This is our last column before the March 23 election, and we are happy to join last week’s columnist Jim Oldham in urging you to vote yes on the override on March 23.
We also urge you to vote for Rick Hood in the contested School Committee race on the same day.
In considering the override vote, think for a minute why you live in Amherst, and not Belchertown, Hadley, Greenfield or Northampton.
Why is Amherst such a great place to live?
Well, it didn’t happen by accident.
Amherst is what it is because previous generations of residents have invested in schools, libraries, public safety, recreation, open space, elder services – the public infrastructure that makes up the fabric of our community, supporting our diversity, our vibrancy and our strong property values.
Now the national economic crisis is threatening the Amherst we’ve built. The state has cut our funding by $3.1 million over the last two years, and another $1.1 million in state aid cuts are expected next year. We can’t control the federal and state fiscal climate.
But we can step up locally to protect our community from the worst of the damage from this short-term, external crisis.
Some will argue that Amherst has been living beyond our means for years, and that we need to “tighten our belt first.”
Well, the good news for you is that Amherst has already tightened its belt.
While Northampton was passing their override last year, Amherst was cutting 51 staff from the schools and 13.5 from town departments (including three police officers).
Our town officials took seriously the message from the failure of the 2007 override.
They asked a citizens’ Facilitation of Community Choices Committee to examine the budget and identify strategies for closing Amherst’s structural deficit.
Here are the areas the FCCC identified in 2008, and what has happened since:
1. Increase fees for services. Done. LSSE is now practically all fee-based; other fees increased.

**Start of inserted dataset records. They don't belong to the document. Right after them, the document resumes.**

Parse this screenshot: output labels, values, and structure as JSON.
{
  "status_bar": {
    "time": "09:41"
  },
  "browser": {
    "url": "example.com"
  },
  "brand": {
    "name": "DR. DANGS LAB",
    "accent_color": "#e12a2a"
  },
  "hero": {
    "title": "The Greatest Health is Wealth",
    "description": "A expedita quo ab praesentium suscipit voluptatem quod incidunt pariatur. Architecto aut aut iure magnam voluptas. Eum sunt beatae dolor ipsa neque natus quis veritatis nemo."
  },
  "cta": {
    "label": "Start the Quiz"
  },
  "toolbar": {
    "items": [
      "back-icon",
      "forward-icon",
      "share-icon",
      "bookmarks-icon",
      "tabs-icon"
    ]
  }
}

2. Increase revenue from ambulance service. Done. Rates have been increased.
3. Reduce costs through efficiencies, consolidation and regionalization.We’ve closed a school, closed a pool, consolidated departments in Town Hall, restructured health plans, pursued regional emergency dispatch and cut more than 60 staff.
4. Increase economic development. Master plan is done; business zoning is revamped; revenue-generating projects include the Lord Jeff, Boltwood Place, New England Environmental. Patterson property development and UMass taxable student housing discussions are ongoing.

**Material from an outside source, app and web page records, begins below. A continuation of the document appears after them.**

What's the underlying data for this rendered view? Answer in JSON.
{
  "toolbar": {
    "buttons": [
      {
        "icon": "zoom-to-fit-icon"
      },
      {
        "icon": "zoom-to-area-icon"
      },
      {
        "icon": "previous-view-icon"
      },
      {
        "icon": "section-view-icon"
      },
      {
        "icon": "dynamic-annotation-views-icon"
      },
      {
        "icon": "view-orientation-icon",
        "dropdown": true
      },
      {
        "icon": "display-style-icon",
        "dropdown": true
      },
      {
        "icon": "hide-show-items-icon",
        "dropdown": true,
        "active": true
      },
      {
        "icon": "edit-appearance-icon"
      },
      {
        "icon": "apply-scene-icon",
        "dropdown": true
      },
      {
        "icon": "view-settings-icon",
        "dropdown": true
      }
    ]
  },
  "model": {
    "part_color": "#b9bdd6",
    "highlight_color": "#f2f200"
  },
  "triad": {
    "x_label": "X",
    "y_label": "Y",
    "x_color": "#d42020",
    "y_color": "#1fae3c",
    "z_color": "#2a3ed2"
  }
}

5. Implement local option meals/lodging tax. Done. New, annual revenues now coming in.
6. Secure a Proposition 2½ override. Yes, the citizens’ fiscal committee said we would need one.
Our public officials have done the hard work needed to balance our budget over the long term.

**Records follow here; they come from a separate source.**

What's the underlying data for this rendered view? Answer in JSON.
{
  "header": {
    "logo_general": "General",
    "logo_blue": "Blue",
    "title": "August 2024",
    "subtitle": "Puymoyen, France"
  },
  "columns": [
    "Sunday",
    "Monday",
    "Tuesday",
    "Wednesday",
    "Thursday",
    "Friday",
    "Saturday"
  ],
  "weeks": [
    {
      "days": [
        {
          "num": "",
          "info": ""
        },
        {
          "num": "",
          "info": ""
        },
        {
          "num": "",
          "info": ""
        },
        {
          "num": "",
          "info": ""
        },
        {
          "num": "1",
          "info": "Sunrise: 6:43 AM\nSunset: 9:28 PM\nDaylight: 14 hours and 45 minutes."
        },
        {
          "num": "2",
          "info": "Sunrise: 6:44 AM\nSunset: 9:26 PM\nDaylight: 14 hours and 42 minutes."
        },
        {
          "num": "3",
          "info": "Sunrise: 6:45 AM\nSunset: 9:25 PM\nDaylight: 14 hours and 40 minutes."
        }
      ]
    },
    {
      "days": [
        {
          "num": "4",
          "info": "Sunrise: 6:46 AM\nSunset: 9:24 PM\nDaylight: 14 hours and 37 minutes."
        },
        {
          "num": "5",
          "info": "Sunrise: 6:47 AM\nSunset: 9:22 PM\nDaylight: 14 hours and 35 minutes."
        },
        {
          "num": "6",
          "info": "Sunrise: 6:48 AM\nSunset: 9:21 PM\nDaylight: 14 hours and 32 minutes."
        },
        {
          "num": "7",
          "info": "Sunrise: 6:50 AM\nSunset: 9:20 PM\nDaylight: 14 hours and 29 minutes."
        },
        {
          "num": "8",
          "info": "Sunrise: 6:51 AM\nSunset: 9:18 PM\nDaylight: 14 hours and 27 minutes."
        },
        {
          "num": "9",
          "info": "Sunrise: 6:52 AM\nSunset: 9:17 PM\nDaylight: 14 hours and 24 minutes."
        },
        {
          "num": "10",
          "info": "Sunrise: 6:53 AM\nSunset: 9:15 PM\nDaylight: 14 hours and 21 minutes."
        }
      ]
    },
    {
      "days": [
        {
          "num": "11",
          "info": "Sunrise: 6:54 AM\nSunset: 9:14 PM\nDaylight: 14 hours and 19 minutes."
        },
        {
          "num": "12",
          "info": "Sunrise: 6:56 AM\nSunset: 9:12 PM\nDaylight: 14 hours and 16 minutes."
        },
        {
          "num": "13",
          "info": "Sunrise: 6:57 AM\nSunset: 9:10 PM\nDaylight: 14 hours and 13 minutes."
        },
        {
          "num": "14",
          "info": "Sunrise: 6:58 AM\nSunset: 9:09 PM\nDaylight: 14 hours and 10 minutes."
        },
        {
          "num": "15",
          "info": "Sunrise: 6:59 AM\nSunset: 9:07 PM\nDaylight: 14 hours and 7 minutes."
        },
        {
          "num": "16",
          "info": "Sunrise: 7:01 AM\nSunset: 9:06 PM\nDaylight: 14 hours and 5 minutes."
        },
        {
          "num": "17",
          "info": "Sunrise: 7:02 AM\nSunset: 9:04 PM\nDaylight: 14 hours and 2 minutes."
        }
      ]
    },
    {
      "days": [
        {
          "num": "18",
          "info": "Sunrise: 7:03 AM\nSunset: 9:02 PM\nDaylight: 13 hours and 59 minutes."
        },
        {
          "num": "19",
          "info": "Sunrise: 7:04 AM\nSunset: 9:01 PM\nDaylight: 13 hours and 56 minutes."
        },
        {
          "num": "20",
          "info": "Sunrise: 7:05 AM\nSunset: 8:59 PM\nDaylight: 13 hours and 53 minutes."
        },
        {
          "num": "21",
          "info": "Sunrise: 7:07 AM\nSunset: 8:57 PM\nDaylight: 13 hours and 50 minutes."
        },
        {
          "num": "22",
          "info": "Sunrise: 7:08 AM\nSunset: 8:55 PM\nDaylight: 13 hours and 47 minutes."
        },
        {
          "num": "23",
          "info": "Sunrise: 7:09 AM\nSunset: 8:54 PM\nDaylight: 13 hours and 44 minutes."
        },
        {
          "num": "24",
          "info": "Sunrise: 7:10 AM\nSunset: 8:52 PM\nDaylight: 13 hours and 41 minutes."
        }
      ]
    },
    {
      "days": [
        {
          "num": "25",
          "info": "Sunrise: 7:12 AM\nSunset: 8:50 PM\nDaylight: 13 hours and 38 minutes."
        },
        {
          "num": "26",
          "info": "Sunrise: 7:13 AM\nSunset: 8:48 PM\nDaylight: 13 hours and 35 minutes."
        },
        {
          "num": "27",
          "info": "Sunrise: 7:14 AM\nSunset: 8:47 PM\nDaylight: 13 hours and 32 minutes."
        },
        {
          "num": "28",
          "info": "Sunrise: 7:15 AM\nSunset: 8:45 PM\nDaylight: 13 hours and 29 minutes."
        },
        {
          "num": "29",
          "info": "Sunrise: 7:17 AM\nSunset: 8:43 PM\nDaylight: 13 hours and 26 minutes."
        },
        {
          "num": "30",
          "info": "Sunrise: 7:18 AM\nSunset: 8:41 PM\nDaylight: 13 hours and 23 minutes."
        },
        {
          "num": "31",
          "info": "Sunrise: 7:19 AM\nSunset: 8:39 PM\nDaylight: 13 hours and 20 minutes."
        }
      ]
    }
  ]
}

Even with the override, we will have made $7 million in cuts this year and next.
What we face now is the short-term problem of the recession.
We can’t just keep cutting our way out – not if we want to emerge with the things we value about our community intact.
Enough is enough.
We need this override to save our schools, libraries and town operations from making an additional $1.68 million of the worst cuts.
Based on prioritized lists of the most critical, staff-identified needs, potential cuts will be rolled back as follows: $400,000 in the elementary schools, $739,195 in the middle and high schools, $88,994 in the libraries, and $452,252 in town operations. (For more information, visit voteyesforamherst.org.)
Here’s what it will cost you: for the average house ($334,600 assessed value) – $22 per month. And since property taxes are deductible, it actually comes to less than $16/month for the average taxpayer. That’s only about $3.50 a week!
Amherst has only had two overrides to support the operating budget in 30 years – we don’t do this very often.
But it’s time now to come together as a community and once again protect our investment in a quality of life that has been built over generations.
A final word on candidate Rick Hood: He will be an excellent School Committee member.
A Web designer and local business owner, he understands budgets and cares deeply about improving communication between the schools and the public. (For more information, visit rickhoodforamherst.org.)
A former president of the high school Parent Center, he brings knowledge of the high school to a committee that dearly needs it. And his thoughtful, low-key manner will help smooth the sometimes stormy waters of committee meetings.
Three thumbs up!
Amherst Center is a monthly column which appears in The Amherst Bulletin that seeks to portray local issues from a centrist perspective. It is written by Town Meeting members Baer Tierkel and Clare Bertrand and School Committee member Andy Churchill. Amherst Center appears in The Amherst Bulletin on the last Friday of each month.